Heroin … Epidemic in the USA, Part II

by FHS Students

Ms. French’s CWP Class

History of Heroin

During the 1800s, opiates started to be used as a pain killer. In 1811, the drug was named after a Greek god of dreams named Morpheus. The U.S. was exposed to the drug in the late 1860s when Chinese immigrants came to work on the railroad. When heroin was the newest form of opium, it was first produced commercially by Germany’s Bayer Company in 1898. The extremely addictive drug called heroin was legal all over the U.S. until the 1920s.

Opioids come in many forms such as a white or brown powder or black goo, which is called black tar heroin. The drug can be used in many ways such as smoking, injecting and snorting. People use spoons to liquefy the black tar so the users are able to inject it through their veins. People who commonly use the drug start to mix it with water or other drugs to try and get the same high they had when it was the first time they used the drug.

In the 2000s, OxyContin was an opioid that was sold as a miracle drug. It treated severe pain but was highly addictive. The amount of OxyContin sales had grown from $48 million in 1996 to $1.1 billion in 2000 which increased the amount of abuse, addiction and diversion throughout the U.S. People who become hooked on pain pills usually turn to heroin as a secondary drug. This was the beginning of the current epidemic.

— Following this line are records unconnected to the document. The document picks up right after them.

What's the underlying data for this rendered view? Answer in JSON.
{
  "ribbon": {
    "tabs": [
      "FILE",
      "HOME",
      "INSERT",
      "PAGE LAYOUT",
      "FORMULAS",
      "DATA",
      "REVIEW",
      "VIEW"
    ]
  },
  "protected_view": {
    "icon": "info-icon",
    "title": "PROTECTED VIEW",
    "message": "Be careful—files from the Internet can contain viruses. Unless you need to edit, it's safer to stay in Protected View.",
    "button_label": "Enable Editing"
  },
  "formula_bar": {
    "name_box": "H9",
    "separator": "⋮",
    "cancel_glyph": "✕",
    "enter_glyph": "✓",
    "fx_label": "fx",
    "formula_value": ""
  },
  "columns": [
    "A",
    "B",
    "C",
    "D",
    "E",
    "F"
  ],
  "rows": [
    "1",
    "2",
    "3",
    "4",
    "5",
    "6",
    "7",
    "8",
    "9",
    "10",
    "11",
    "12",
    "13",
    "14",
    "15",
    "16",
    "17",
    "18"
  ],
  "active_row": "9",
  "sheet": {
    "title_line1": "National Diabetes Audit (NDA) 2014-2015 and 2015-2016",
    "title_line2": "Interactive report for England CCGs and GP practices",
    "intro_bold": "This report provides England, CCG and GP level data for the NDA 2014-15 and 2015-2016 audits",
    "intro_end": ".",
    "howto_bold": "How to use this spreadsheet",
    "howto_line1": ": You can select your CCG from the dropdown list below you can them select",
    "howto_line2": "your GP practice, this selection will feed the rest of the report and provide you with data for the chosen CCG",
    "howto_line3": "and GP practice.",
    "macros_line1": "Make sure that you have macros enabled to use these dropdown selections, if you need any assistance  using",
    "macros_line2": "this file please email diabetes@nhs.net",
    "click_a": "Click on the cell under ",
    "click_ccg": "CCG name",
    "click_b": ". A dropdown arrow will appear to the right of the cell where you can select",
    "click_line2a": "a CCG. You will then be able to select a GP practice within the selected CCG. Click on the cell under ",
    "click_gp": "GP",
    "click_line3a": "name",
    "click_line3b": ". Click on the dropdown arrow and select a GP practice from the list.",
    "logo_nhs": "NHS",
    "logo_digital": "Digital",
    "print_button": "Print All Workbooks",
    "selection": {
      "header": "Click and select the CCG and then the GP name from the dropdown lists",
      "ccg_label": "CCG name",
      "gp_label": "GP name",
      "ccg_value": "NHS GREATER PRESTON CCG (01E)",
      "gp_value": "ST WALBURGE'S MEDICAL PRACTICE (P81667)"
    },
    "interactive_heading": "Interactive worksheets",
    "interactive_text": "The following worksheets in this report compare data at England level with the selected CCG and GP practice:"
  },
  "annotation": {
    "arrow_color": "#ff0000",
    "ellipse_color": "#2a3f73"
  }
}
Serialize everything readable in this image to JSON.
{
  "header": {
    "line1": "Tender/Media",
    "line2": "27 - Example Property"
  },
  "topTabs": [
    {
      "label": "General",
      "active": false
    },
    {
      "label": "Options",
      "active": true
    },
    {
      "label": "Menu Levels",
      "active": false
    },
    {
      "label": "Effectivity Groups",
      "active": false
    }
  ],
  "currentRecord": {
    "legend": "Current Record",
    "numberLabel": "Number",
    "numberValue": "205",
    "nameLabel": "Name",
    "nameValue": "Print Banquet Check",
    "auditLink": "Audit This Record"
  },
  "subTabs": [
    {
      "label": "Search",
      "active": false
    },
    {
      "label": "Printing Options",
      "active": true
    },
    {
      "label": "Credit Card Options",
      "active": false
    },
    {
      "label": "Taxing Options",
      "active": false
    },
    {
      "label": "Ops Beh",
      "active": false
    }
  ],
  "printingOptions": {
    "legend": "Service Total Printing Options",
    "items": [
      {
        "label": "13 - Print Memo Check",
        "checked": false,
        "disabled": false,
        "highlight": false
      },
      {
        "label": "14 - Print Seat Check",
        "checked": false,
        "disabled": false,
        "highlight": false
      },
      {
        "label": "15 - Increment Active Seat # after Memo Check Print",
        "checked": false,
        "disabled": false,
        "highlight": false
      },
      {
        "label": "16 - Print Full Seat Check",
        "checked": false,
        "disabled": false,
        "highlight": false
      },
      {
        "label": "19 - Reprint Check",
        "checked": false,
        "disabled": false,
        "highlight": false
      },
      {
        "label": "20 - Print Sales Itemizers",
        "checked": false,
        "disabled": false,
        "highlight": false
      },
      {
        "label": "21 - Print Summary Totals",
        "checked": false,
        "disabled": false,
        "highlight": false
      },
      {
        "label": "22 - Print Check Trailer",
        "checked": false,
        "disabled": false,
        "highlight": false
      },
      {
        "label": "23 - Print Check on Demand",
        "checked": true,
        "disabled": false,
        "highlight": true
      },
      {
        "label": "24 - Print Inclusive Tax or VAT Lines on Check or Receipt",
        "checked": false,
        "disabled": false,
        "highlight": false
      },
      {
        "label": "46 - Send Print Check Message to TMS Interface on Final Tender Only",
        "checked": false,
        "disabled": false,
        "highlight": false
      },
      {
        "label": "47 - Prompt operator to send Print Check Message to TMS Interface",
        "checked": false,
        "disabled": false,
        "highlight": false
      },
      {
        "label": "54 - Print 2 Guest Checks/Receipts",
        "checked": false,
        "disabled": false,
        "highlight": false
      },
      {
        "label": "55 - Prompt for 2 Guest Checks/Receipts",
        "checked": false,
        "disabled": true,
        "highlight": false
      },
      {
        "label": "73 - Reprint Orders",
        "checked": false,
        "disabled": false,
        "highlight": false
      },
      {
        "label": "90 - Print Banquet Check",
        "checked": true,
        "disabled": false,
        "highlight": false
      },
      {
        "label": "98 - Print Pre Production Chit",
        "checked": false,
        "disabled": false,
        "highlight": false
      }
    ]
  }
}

After the attacks on Sept. 11, 2001, the United States entered Afghanistan for war. This war caused the already growing opium trade to skyrocket. Fifteen years later, Afghanistan is still ruling the heroin trade with 90 percent of the world’s heroin coming from poppy fields scattered all over the unstable country. In Afghanistan, the drug trade increased while the war has increased bloodshed and violence.

Ever since the US intervened, they have done almost nothing to stop the trade. There are pictures of US soldiers walking through poppy fields and watching the farmers as they harvest the deadly crop even though the United States dedicated $8.4 billion on counternarcotics. Those efforts completely failed as the heroin trade grew even more. It has become Afghanistan’s cash crop resulting in a profit of almost $3 billion a year.

There are plenty of reasons why the US would not intervene. The heroin that is distributed does not reach the coasts of the United States. It is mostly sent to places like China, Europe, Africa and the Middle East. Afghanistan has dedicated over 500,000 acres of land to grow the poppy. This is a very alarming number because it is more than what Latin America dedicates to coca fields.

Although it is a huge problem, none of the world’s superpowers is doing anything to stop it. They turn a blind eye to it and there are even rumors the CIA and the US government help Afghanistan farmers export it because there is a huge profit to be made. Although they are unconfirmed, it would explain why US soldiers would be walking around them and even protecting these massive poppy fields. Afghanistan is leading the worldwide heroin epidemic and part of it is to blame on the US invasion in 2001. Taliban has control of the other Middle Eastern countries and has very large amounts of weapons, drugs and manpower.


China is now believed to be the main transit point for heroin from Myanmar to the United States. In China, opium is made in the Golden Triangle which is in Myanmar. Opium is sent to jungle laboratories to be purified to heroin. It is smuggled in the Yunnan province in China where it is then delivered to Chinese syndicates who ship the heroin to Kunming and then Shanghai, Hong Kong and other coastal cities where they ship them on boats to North America and Europe.

There are estimated 3-7 million addicts in China alone. China and India are believed to have the fastest growing market for opium. In these places, prices are low and total sales are probably less than $10 billion. The Chinese government knows that their country is the second-biggest opium grower in the world, but there is no evidence that they are trying to stop the corporations. Some say that the government officials have been paid to look the other way. The title of greatest opium grower was taken from China to Afghanistan after the 20th century.

The China connection is allowing local drug dealers in North America to mass produce fentanyl in pill form, identical to an off-abused version of the prescription painkiller Oxycontin. Fentanyl is used as a part of anesthesia to help prevent pain after medical procedures. It can be very addicting and much more potent than heroin. It can cause serious mental and physical side effects of Fentanyl abuse like seizures, weakened immune system, delusions and personality changes, coma and death. Between 2005-2007 Fentanyl abuse killed more than 1,000 people in the U.S.


The Mexican drug trade is a big problem around the world and in our community. They are the primary source of smuggling into the United States. It has been an issue in our local community for as long as we can remember, but the past 10 years have been a lot worse. The Mexican cartels are providing most of the heroin to the U.S. The cartels are buying opium grown in Colombia and processed in Mexico.

The Drug Enforcement Agency works really hard to stop this illegal activity, but there is too much drug smuggling going on for the DEA to stop it all. There are thousands of pounds of black tar heroin confiscated from the cartels. The cartel makes money off of America’s drug addiction. Mexico does not have an addiction problem, the cartels are merely supplying our demand.

Next time in Part III: Overcoming Heroin and Solutions